Concerns about online privacy have risen as Facebook plans to extend its reach to other websites.
The social networking website is planning to install new tools called “social plug-ins” on the website, which would enable users to share their product interests with their Facebook friends.
For example, a Facebook user might visit a website and recommend a movie via Facebook. Depending on the individual’s privacy settings, this information may be passed along to other users in the network. These plug-ins will also allow third party marketers and websites use a Facebook user’s activity information to target the user for personalized ads.
“I’ve noticed that they suggest brands,” junior Kim Laughlin said. “I’m a marketing major, so I kind of understand that it’s a great way for marketers to get their brands out there. So I get that standpoint. I guess I don’t really have a problem with it unless they’re taking really personal stuff.”

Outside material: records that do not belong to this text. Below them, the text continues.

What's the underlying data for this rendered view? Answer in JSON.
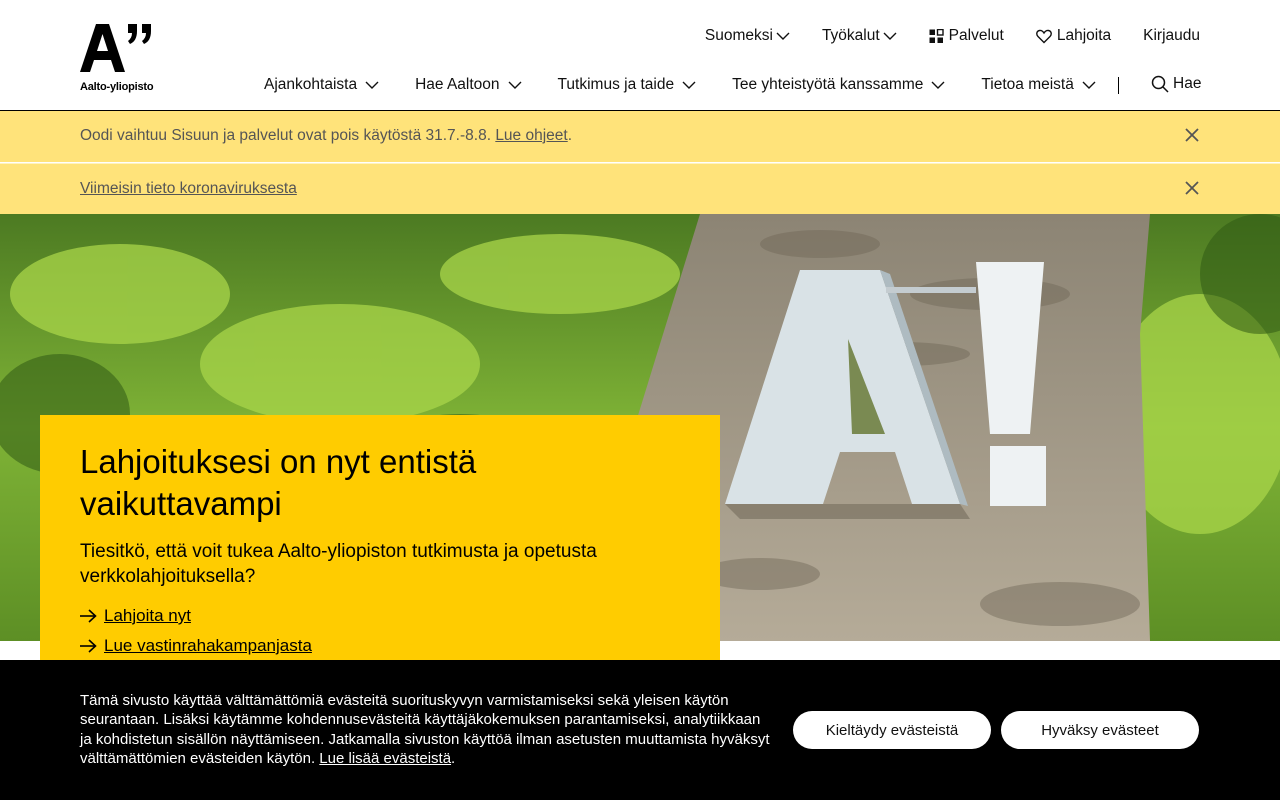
{
  "brand": {
    "logo_mark": "A”",
    "logo_text": "Aalto-yliopisto"
  },
  "util_nav": {
    "language": "Suomeksi",
    "tools": "Työkalut",
    "services": "Palvelut",
    "donate": "Lahjoita",
    "login": "Kirjaudu"
  },
  "main_nav": [
    {
      "label": "Ajankohtaista"
    },
    {
      "label": "Hae Aaltoon"
    },
    {
      "label": "Tutkimus ja taide"
    },
    {
      "label": "Tee yhteistyötä kanssamme"
    },
    {
      "label": "Tietoa meistä"
    }
  ],
  "search": {
    "label": "Hae"
  },
  "notices": [
    {
      "text": "Oodi vaihtuu Sisuun ja palvelut ovat pois käytöstä 31.7.-8.8. ",
      "link": "Lue ohjeet",
      "suffix": "."
    },
    {
      "text": "",
      "link": "Viimeisin tieto koronaviruksesta",
      "suffix": ""
    }
  ],
  "promo": {
    "title": "Lahjoituksesi on nyt entistä vaikuttavampi",
    "body": "Tiesitkö, että voit tukea Aalto-yliopiston tutkimusta ja opetusta verkkolahjoituksella?",
    "link1": "Lahjoita nyt",
    "link2": "Lue vastinrahakampanjasta"
  },
  "cookie": {
    "text": "Tämä sivusto käyttää välttämättömiä evästeitä suorituskyvyn varmistamiseksi sekä yleisen käytön seurantaan. Lisäksi käytämme kohdennusevästeitä käyttäjäkokemuksen parantamiseksi, analytiikkaan ja kohdistetun sisällön näyttämiseen. Jatkamalla sivuston käyttöä ilman asetusten muuttamista hyväksyt välttämättömien evästeiden käytön. ",
    "link": "Lue lisää evästeistä",
    "suffix": ".",
    "decline": "Kieltäydy evästeistä",
    "accept": "Hyväksy evästeet"
  },
  "colors": {
    "notice_bg": "#ffe37a",
    "promo_bg": "#ffcc00",
    "cookie_bg": "#000000"
  }
}
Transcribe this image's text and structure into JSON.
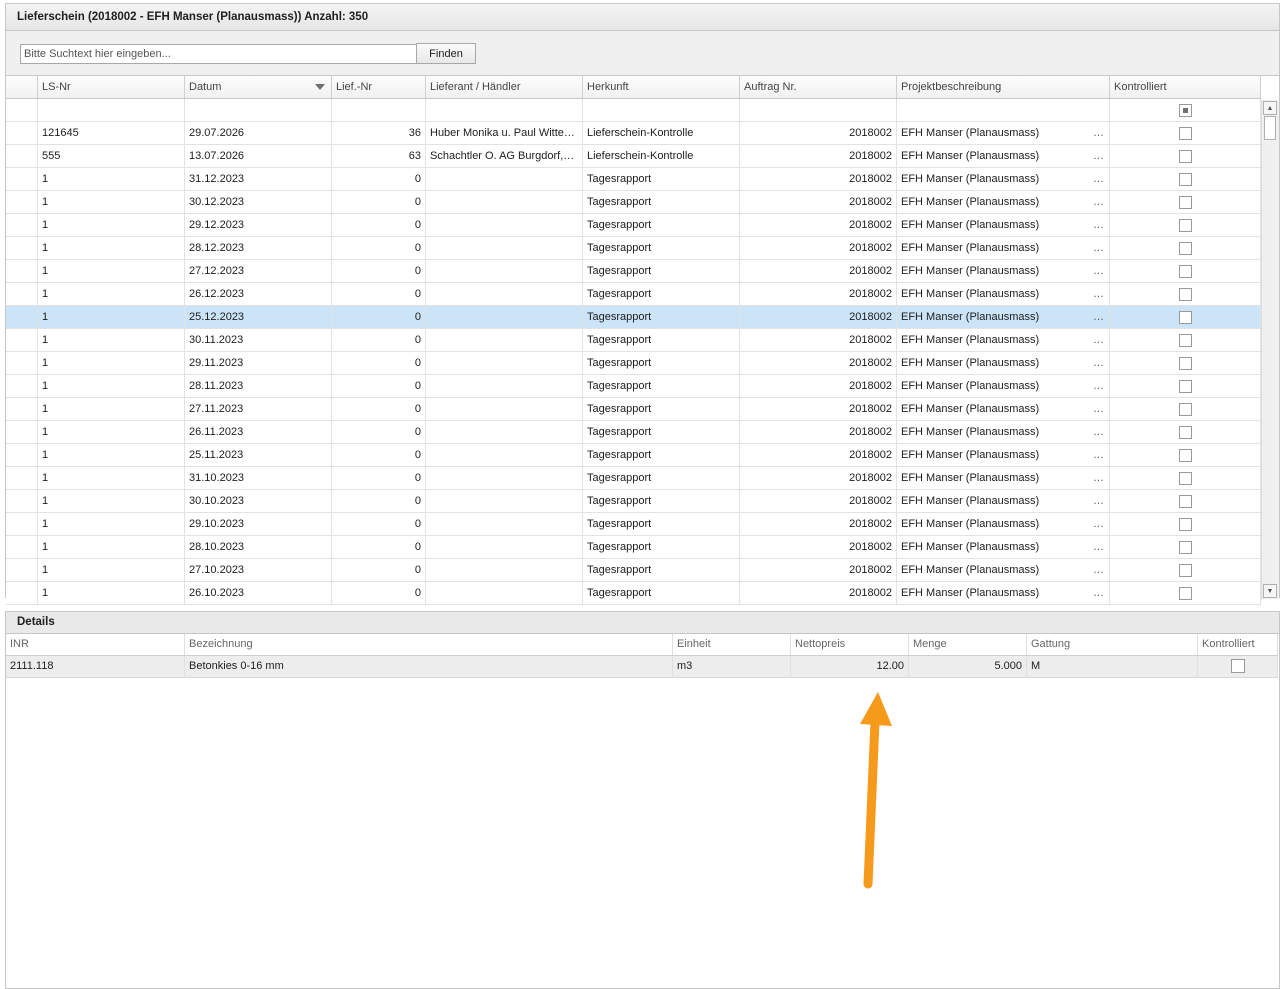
{
  "top_panel": {
    "title": "Lieferschein (2018002 - EFH Manser (Planausmass)) Anzahl: 350",
    "search_placeholder": "Bitte Suchtext hier eingeben...",
    "find_label": "Finden"
  },
  "grid": {
    "columns": [
      {
        "key": "indicator",
        "label": ""
      },
      {
        "key": "ls_nr",
        "label": "LS-Nr"
      },
      {
        "key": "datum",
        "label": "Datum",
        "sorted": "descending"
      },
      {
        "key": "lief_nr",
        "label": "Lief.-Nr"
      },
      {
        "key": "lieferant",
        "label": "Lieferant / Händler"
      },
      {
        "key": "herkunft",
        "label": "Herkunft"
      },
      {
        "key": "auftrag",
        "label": "Auftrag Nr."
      },
      {
        "key": "projekt",
        "label": "Projektbeschreibung"
      },
      {
        "key": "kontrolliert",
        "label": "Kontrolliert"
      }
    ],
    "filter_row_checkbox": "indeterminate",
    "selected_index": 8,
    "rows": [
      {
        "ls_nr": "121645",
        "datum": "29.07.2026",
        "lief_nr": "36",
        "lieferant": "Huber Monika u. Paul Witten...",
        "herkunft": "Lieferschein-Kontrolle",
        "auftrag": "2018002",
        "projekt": "EFH Manser (Planausmass)",
        "kontrolliert": false
      },
      {
        "ls_nr": "555",
        "datum": "13.07.2026",
        "lief_nr": "63",
        "lieferant": "Schachtler O. AG Burgdorf,Zi...",
        "herkunft": "Lieferschein-Kontrolle",
        "auftrag": "2018002",
        "projekt": "EFH Manser (Planausmass)",
        "kontrolliert": false
      },
      {
        "ls_nr": "1",
        "datum": "31.12.2023",
        "lief_nr": "0",
        "lieferant": "",
        "herkunft": "Tagesrapport",
        "auftrag": "2018002",
        "projekt": "EFH Manser (Planausmass)",
        "kontrolliert": false
      },
      {
        "ls_nr": "1",
        "datum": "30.12.2023",
        "lief_nr": "0",
        "lieferant": "",
        "herkunft": "Tagesrapport",
        "auftrag": "2018002",
        "projekt": "EFH Manser (Planausmass)",
        "kontrolliert": false
      },
      {
        "ls_nr": "1",
        "datum": "29.12.2023",
        "lief_nr": "0",
        "lieferant": "",
        "herkunft": "Tagesrapport",
        "auftrag": "2018002",
        "projekt": "EFH Manser (Planausmass)",
        "kontrolliert": false
      },
      {
        "ls_nr": "1",
        "datum": "28.12.2023",
        "lief_nr": "0",
        "lieferant": "",
        "herkunft": "Tagesrapport",
        "auftrag": "2018002",
        "projekt": "EFH Manser (Planausmass)",
        "kontrolliert": false
      },
      {
        "ls_nr": "1",
        "datum": "27.12.2023",
        "lief_nr": "0",
        "lieferant": "",
        "herkunft": "Tagesrapport",
        "auftrag": "2018002",
        "projekt": "EFH Manser (Planausmass)",
        "kontrolliert": false
      },
      {
        "ls_nr": "1",
        "datum": "26.12.2023",
        "lief_nr": "0",
        "lieferant": "",
        "herkunft": "Tagesrapport",
        "auftrag": "2018002",
        "projekt": "EFH Manser (Planausmass)",
        "kontrolliert": false
      },
      {
        "ls_nr": "1",
        "datum": "25.12.2023",
        "lief_nr": "0",
        "lieferant": "",
        "herkunft": "Tagesrapport",
        "auftrag": "2018002",
        "projekt": "EFH Manser (Planausmass)",
        "kontrolliert": false
      },
      {
        "ls_nr": "1",
        "datum": "30.11.2023",
        "lief_nr": "0",
        "lieferant": "",
        "herkunft": "Tagesrapport",
        "auftrag": "2018002",
        "projekt": "EFH Manser (Planausmass)",
        "kontrolliert": false
      },
      {
        "ls_nr": "1",
        "datum": "29.11.2023",
        "lief_nr": "0",
        "lieferant": "",
        "herkunft": "Tagesrapport",
        "auftrag": "2018002",
        "projekt": "EFH Manser (Planausmass)",
        "kontrolliert": false
      },
      {
        "ls_nr": "1",
        "datum": "28.11.2023",
        "lief_nr": "0",
        "lieferant": "",
        "herkunft": "Tagesrapport",
        "auftrag": "2018002",
        "projekt": "EFH Manser (Planausmass)",
        "kontrolliert": false
      },
      {
        "ls_nr": "1",
        "datum": "27.11.2023",
        "lief_nr": "0",
        "lieferant": "",
        "herkunft": "Tagesrapport",
        "auftrag": "2018002",
        "projekt": "EFH Manser (Planausmass)",
        "kontrolliert": false
      },
      {
        "ls_nr": "1",
        "datum": "26.11.2023",
        "lief_nr": "0",
        "lieferant": "",
        "herkunft": "Tagesrapport",
        "auftrag": "2018002",
        "projekt": "EFH Manser (Planausmass)",
        "kontrolliert": false
      },
      {
        "ls_nr": "1",
        "datum": "25.11.2023",
        "lief_nr": "0",
        "lieferant": "",
        "herkunft": "Tagesrapport",
        "auftrag": "2018002",
        "projekt": "EFH Manser (Planausmass)",
        "kontrolliert": false
      },
      {
        "ls_nr": "1",
        "datum": "31.10.2023",
        "lief_nr": "0",
        "lieferant": "",
        "herkunft": "Tagesrapport",
        "auftrag": "2018002",
        "projekt": "EFH Manser (Planausmass)",
        "kontrolliert": false
      },
      {
        "ls_nr": "1",
        "datum": "30.10.2023",
        "lief_nr": "0",
        "lieferant": "",
        "herkunft": "Tagesrapport",
        "auftrag": "2018002",
        "projekt": "EFH Manser (Planausmass)",
        "kontrolliert": false
      },
      {
        "ls_nr": "1",
        "datum": "29.10.2023",
        "lief_nr": "0",
        "lieferant": "",
        "herkunft": "Tagesrapport",
        "auftrag": "2018002",
        "projekt": "EFH Manser (Planausmass)",
        "kontrolliert": false
      },
      {
        "ls_nr": "1",
        "datum": "28.10.2023",
        "lief_nr": "0",
        "lieferant": "",
        "herkunft": "Tagesrapport",
        "auftrag": "2018002",
        "projekt": "EFH Manser (Planausmass)",
        "kontrolliert": false
      },
      {
        "ls_nr": "1",
        "datum": "27.10.2023",
        "lief_nr": "0",
        "lieferant": "",
        "herkunft": "Tagesrapport",
        "auftrag": "2018002",
        "projekt": "EFH Manser (Planausmass)",
        "kontrolliert": false
      },
      {
        "ls_nr": "1",
        "datum": "26.10.2023",
        "lief_nr": "0",
        "lieferant": "",
        "herkunft": "Tagesrapport",
        "auftrag": "2018002",
        "projekt": "EFH Manser (Planausmass)",
        "kontrolliert": false
      }
    ]
  },
  "details": {
    "title": "Details",
    "columns": [
      {
        "key": "inr",
        "label": "INR"
      },
      {
        "key": "bezeichnung",
        "label": "Bezeichnung"
      },
      {
        "key": "einheit",
        "label": "Einheit"
      },
      {
        "key": "nettopreis",
        "label": "Nettopreis"
      },
      {
        "key": "menge",
        "label": "Menge"
      },
      {
        "key": "gattung",
        "label": "Gattung"
      },
      {
        "key": "kontrolliert",
        "label": "Kontrolliert"
      }
    ],
    "rows": [
      {
        "inr": "2111.118",
        "bezeichnung": "Betonkies 0-16 mm",
        "einheit": "m3",
        "nettopreis": "12.00",
        "menge": "5.000",
        "gattung": "M",
        "kontrolliert": false
      }
    ]
  },
  "annotation": {
    "arrow_color": "#f59a1b",
    "target": "nettopreis"
  },
  "colors": {
    "selected_row": "#cce4f7",
    "panel_header": "#e9e9e9"
  }
}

Facebook said the the new plug-ins are meant to help personalize the web for people. The websites using the plug-in do not receive any personal information from this new update, but it does mean that information that hadn’t previously been communicated could be broadcast to your Facebook contacts.
“It’s kind of creepy, but it doesn’t really bother me,” junior Katie Gallagher said. “Make sure your security settings are set, especially because they keep changing the security settings so you think it’s set, and then you go check and it’s not anymore.”
Facebook users who do not want to be part of this update have to go through their privacy settings and change their preferences to keep this information private.
“It’s clever marketing, that’s for sure,” freshman Lauren Crawford said. “I guess it depends on how they use it. You do have the power to not put stuff on Facebook, so it’s sort of your fault in one aspect.”
If Facebook succeeds with this new plan, it could change the face of social networking. It would expand the communication from one closed website, allowing users to interact with one another over the entire web. This increase in what can be shared could spark more customized websites, which look different depending on the friend’s preferences and privacy settings.
“I think it’s to be expected,” junior Elina Schampan said. “I mean, we get Facebook for free; they’re obviously going to want something out of it too and making money out of it that way. I think I’m more concerned with information getting to future employers or prospective employers. That’s what concerns me more than them making money off of my Facebook.”
Brian Matthews contributed to this report.
Rebecca Omastiak can be reached at firstname.lastname@example.org.